> Material for this task:
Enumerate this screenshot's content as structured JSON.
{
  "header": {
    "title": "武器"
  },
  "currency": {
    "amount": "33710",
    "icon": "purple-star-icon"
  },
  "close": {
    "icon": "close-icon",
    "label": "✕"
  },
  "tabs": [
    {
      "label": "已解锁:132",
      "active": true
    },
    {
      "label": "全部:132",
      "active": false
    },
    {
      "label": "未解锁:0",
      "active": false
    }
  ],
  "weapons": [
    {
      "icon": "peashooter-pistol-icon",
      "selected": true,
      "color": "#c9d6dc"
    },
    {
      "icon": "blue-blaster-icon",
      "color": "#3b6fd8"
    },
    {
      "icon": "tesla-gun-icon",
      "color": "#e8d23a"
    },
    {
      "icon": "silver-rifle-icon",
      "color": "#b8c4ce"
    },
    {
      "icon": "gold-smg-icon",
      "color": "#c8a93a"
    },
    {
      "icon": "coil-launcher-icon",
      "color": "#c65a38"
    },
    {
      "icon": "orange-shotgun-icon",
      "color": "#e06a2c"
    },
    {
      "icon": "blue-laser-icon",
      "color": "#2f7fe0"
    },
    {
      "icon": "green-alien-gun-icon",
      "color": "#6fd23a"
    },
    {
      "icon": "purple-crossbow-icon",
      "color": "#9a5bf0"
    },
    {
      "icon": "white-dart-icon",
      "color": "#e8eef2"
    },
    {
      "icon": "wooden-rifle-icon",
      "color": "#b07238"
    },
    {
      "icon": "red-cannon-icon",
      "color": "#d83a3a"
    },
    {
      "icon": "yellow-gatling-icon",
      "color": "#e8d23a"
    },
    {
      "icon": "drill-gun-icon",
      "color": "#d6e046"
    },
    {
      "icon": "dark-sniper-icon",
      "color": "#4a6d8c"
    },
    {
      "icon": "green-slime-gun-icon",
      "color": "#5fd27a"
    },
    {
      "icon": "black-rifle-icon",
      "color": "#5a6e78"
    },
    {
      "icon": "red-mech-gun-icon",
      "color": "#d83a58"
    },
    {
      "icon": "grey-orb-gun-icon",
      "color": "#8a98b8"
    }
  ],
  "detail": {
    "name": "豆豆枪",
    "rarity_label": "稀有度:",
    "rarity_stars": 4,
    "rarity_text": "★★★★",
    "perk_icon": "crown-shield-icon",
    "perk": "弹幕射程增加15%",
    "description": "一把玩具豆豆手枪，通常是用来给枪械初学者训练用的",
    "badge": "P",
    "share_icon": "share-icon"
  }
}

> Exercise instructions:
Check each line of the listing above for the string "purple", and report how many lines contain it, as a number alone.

> Problem solution:
2